Venezuelan President Nicolas Maduro is seeking re-election in April presidential polls despite a dip in his popularity and opposition accusations that he has wrecked the OPEC member’s economy.
“I’m ready to be a candidate,” he told hundreds of red-shirted supporters at a rally to commemorate the 60th anniversary of the end of Venezuela's last military dictatorship.
Held at the end of April, the ruling Socialist Party hopes to trump a squabbling opposition despite an economic crisis and foreign sanctions.
He said the Socialists would settle on a single consensus candidate at a convention February 4. If selected, he said, he would relish the opportunity to measure up against his opponents. He called on the National Electoral Council to set as near a date as possible for the presidential election.
"They should find the closest date, to get this out of the way so we can begin to make a great revolution. If it was in my hands, the election would be this weekend,” Maduro added.
The 55-year-old former bus driver and union leader, who succeeded Hugo Chavez in 2013, benefits from a formidable political machinery, a compliant national election board, and a core of support from poor Venezuelans reliant on food handouts.
Critics from opposition politicians to Western powers doubt authorities will allow a free and fair vote, given the barring of some opposition figures from running plus abuse of state resources in campaigning.
Some fear outright fraud.
“These are not elections, it’s a military occupation with a fraudulent election board,” said hardline opposition activist Maria Corina Machado, referring to the armed forces’ major role in government and the board’s past pro-Maduro stance.
Announcing the presidential poll would be held by the end of April, the pro-government Constituent Assembly superbody legislature said another election in Venezuela was further evidence of its democratic credentials despite a recent raft of international sanctions.
The United States, Canada and the European Union have all taken measures against Venezuela’s government over rights and corruption allegations, hurting the government’s image and spooking banks from working with Caracas.
Maduro blasted the European Union for imposing “grotesque” sanctions this week on seven senior Venezuelan officials, including a travel ban and an asset freeze.
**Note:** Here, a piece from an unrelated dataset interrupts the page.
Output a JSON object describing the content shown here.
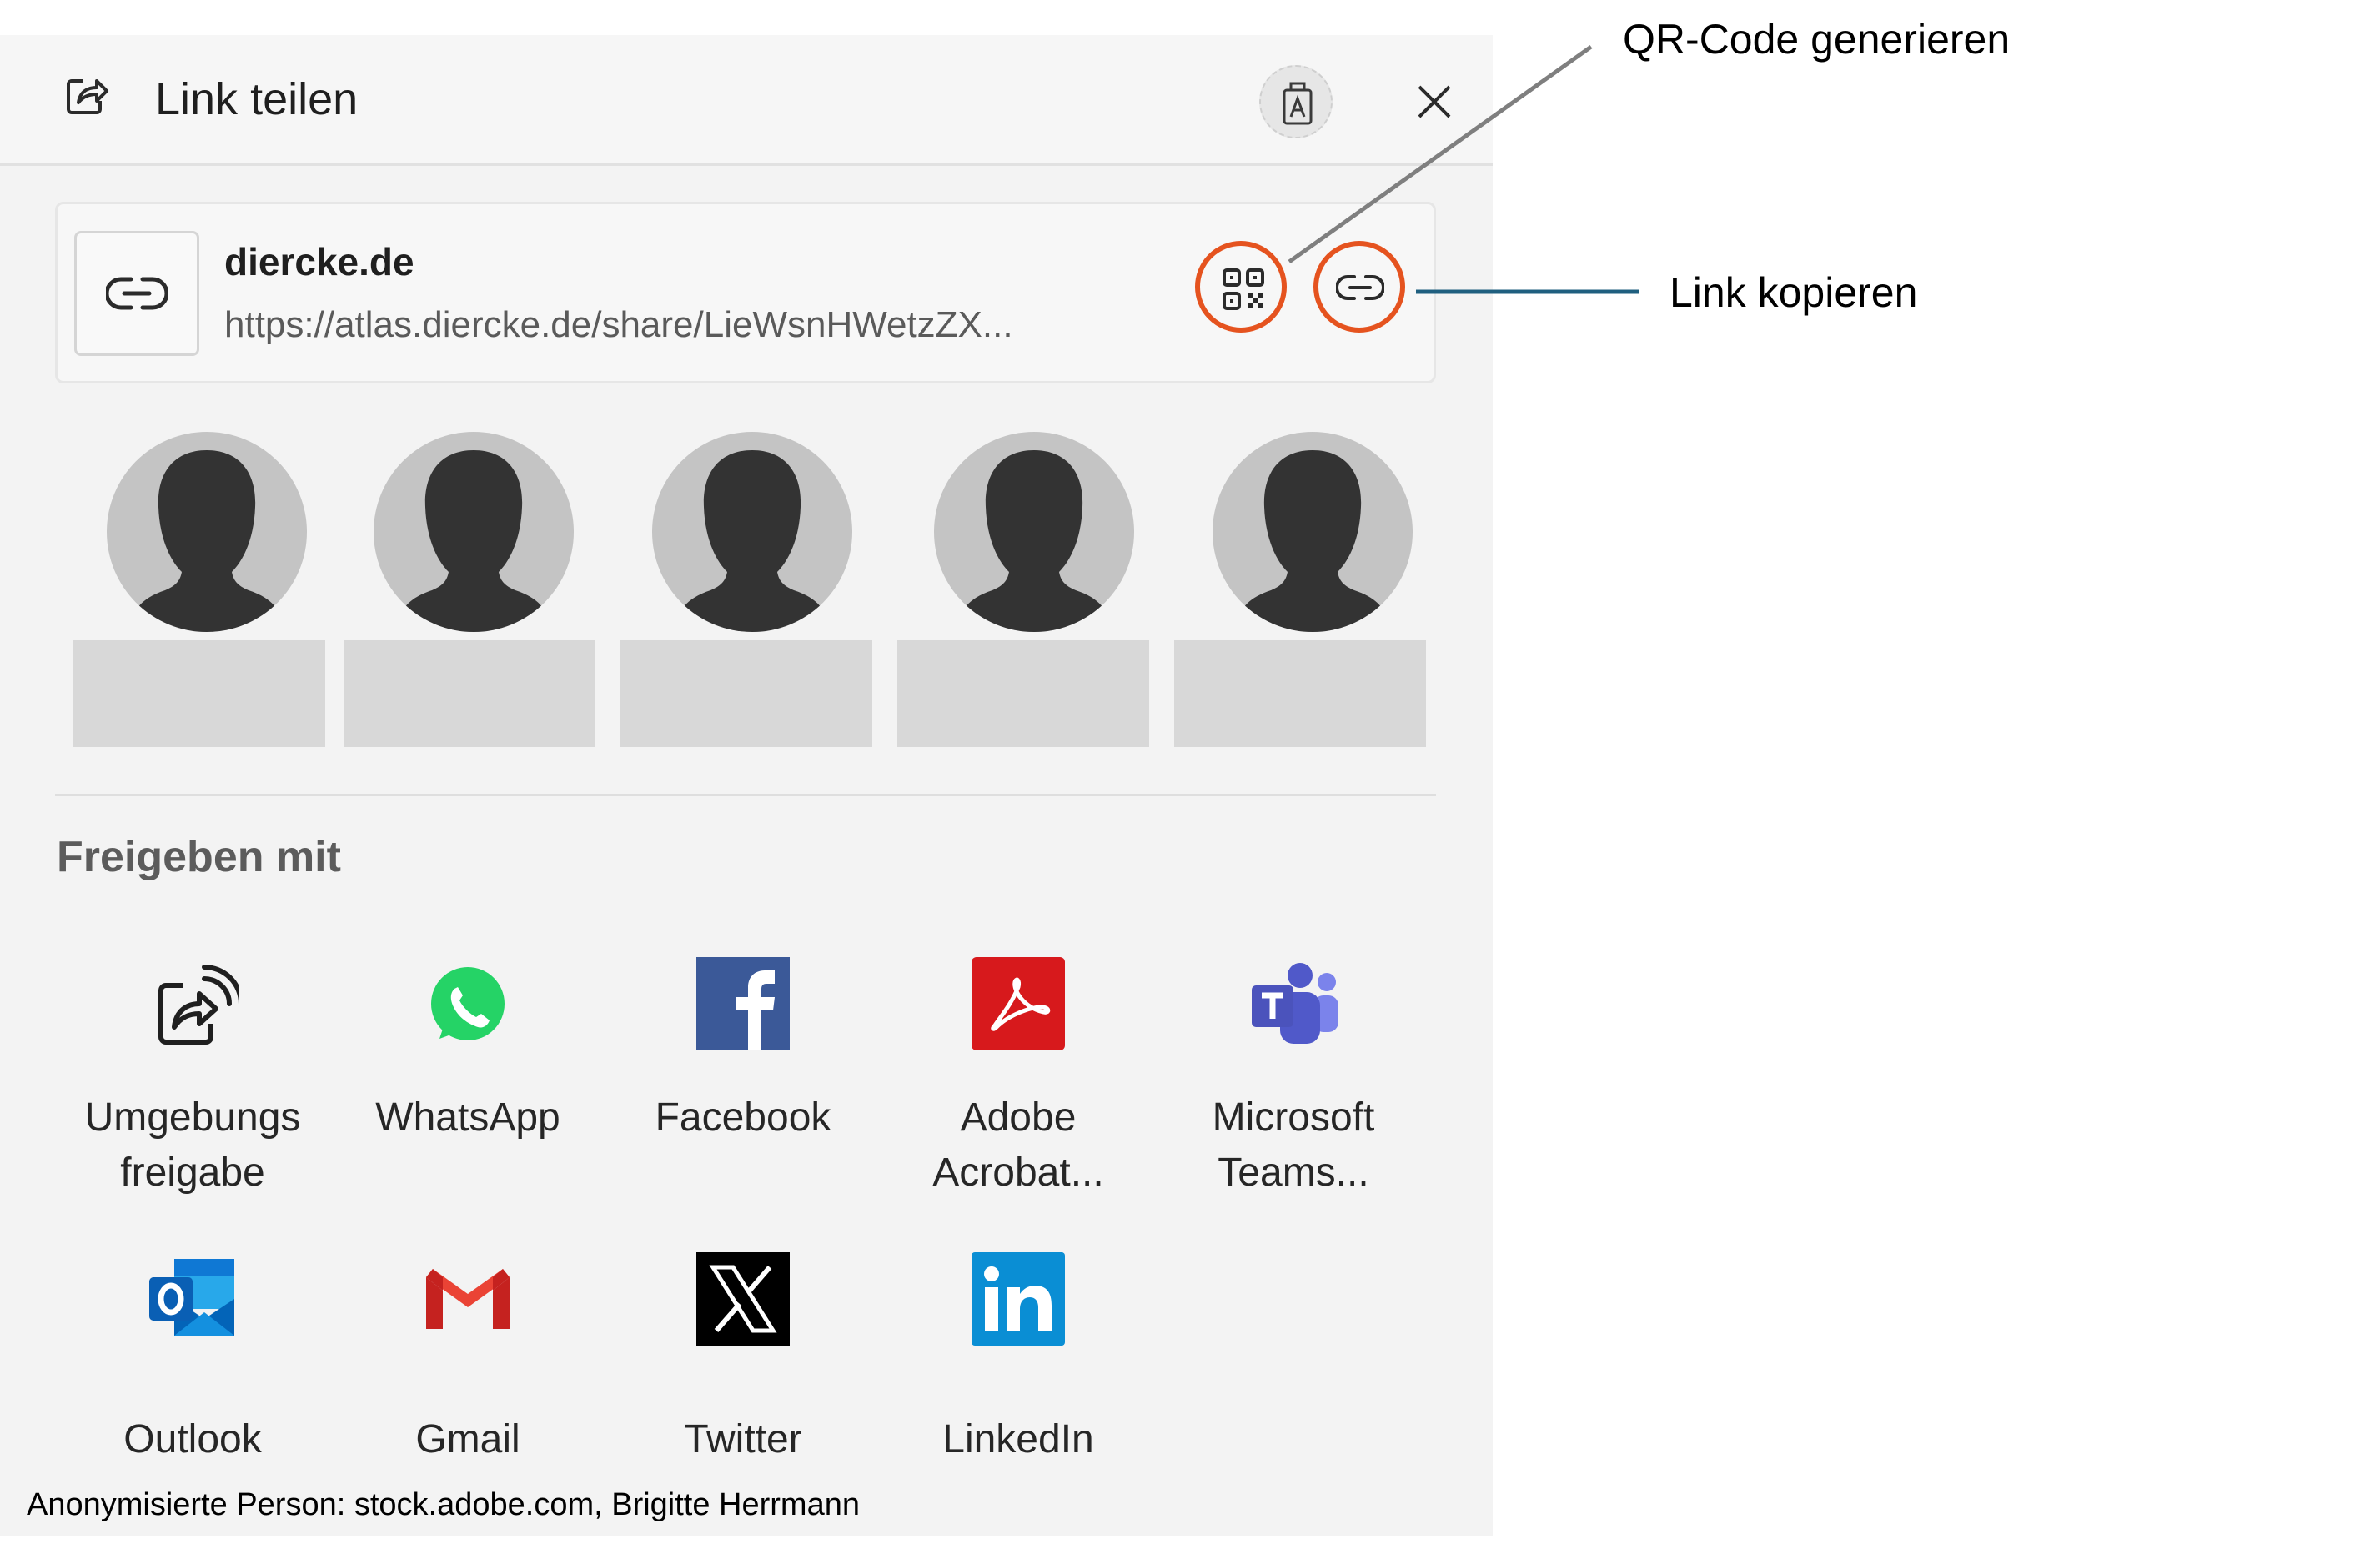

Should the presidential vote be perceived as fraudulent, further foreign sanctions could come, including from US President Donald Trump who has made opposition to Maduro a prominent feature of his foreign policy.
US State Department spokeswoman Heather Nauert said on Tuesday she did not think it would be a good idea for Maduro to run for re-election. And a 14-member regional group that includes Canada, Mexico and Peru said an election held under the present conditions would lack legitimacy.
“We demand that presidential elections be held with adequate lead time,” the so-called Lima Group said in a joint statement, adding that all political actors and independent international observers must be allowed to take part.
While Venezuelans had been expecting an early election, the announcement came as somewhat of a surprise because talks between the opposition and government have been taking place in the Dominican Republic for weeks — so far without a breakthrough. The opposition has been using those talks to push for guarantees that voting will be free and fair, with the participation of independent foreign monitors.
Foreign ministers from 14 mostly conservative Latin American governments meeting in Chile to discuss Venezuela criticized the announcement of an early election, saying in a harshly worded statement that it was "impossible" for the ballot's outcome to be credible under current conditions.
Mexico, one of several foreign governments mediating the talks in the Dominican Republic, said it was withdrawing its support for the talks to protest the Maduro government's move.
This would be Venezuela's fourth election since a July vote installed the constitutional assembly, which has been condemned internationally as a naked power grab by Maduro.
According to Venezuela's constitution, a new six-year presidential term must begin in January 2019. While an election can be held any time before then, voting typically is held in the final three months of the year to avoid an extended transition.
It is unclear whom the Democratic Unity opposition coalition would attempt to field. The opposition plans to hold primaries to choose a candidate, but the hasty presidential vote may make that tricky.
Its most popular leaders are almost all sidelined from politics - jailed, in exile, or barred from holding office. Months of protests last year failed to dislodge Maduro but resulted in at least 125 deaths.
“The majority of Venezuelans loathe his government and his circle. If our people are allowed to decide, they are out!” one opposition leader, Henrique Capriles, said.
Capriles, a two-time presidential candidate, is prohibited from holding office over allegations of “administrative irregularities”. Former mayor Leopoldo Lopez is under house arrest for leading protests against Maduro, while his young protege Freddy Guevara has taken refuge in the Chilean embassy to avoid charges of plotting against Maduro.
The opposition could succumb to in-fighting about what conditions to accept in the vote.